- **The task**: What lines of the data below hold the string "icon"? Copy each one.

- **Supplied data**:
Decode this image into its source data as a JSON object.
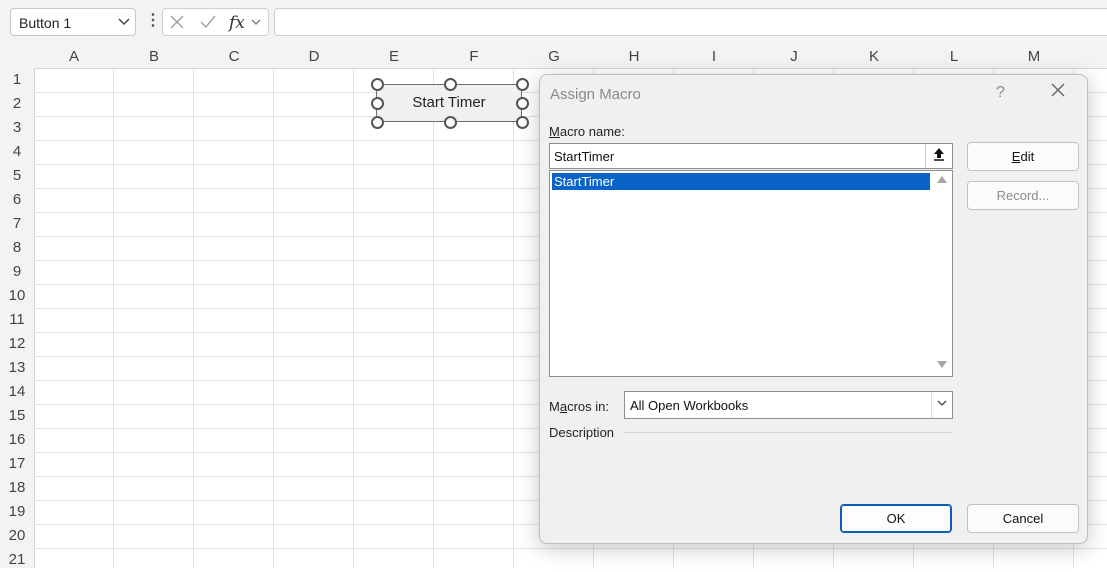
{
  "formula_bar": {
    "name_box": "Button 1",
    "cancel_icon": "x-icon",
    "enter_icon": "check-icon",
    "fx_label": "fx",
    "formula_value": ""
  },
  "grid": {
    "columns": [
      "A",
      "B",
      "C",
      "D",
      "E",
      "F",
      "G",
      "H",
      "I",
      "J",
      "K",
      "L",
      "M"
    ],
    "rows": [
      "1",
      "2",
      "3",
      "4",
      "5",
      "6",
      "7",
      "8",
      "9",
      "10",
      "11",
      "12",
      "13",
      "14",
      "15",
      "16",
      "17",
      "18",
      "19",
      "20",
      "21"
    ]
  },
  "form_button": {
    "label": "Start Timer"
  },
  "dialog": {
    "title": "Assign Macro",
    "help": "?",
    "macro_name_label_access": "M",
    "macro_name_label_rest": "acro name:",
    "macro_name_value": "StartTimer",
    "macro_list": [
      "StartTimer"
    ],
    "edit_access": "E",
    "edit_rest": "dit",
    "record_label": "Record...",
    "macros_in_label_a": "M",
    "macros_in_label_access": "a",
    "macros_in_label_rest": "cros in:",
    "macros_in_value": "All Open Workbooks",
    "description_label": "Description",
    "ok_label": "OK",
    "cancel_label": "Cancel"
  }
}
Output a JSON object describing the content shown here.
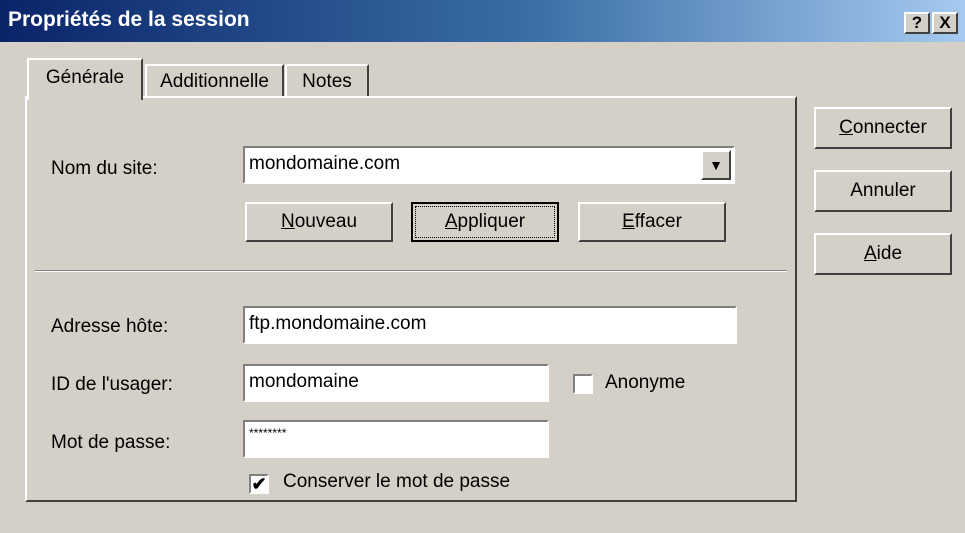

- **Reply**:
    "cancel_icon": "x-icon",
    "enter_icon": "check-icon",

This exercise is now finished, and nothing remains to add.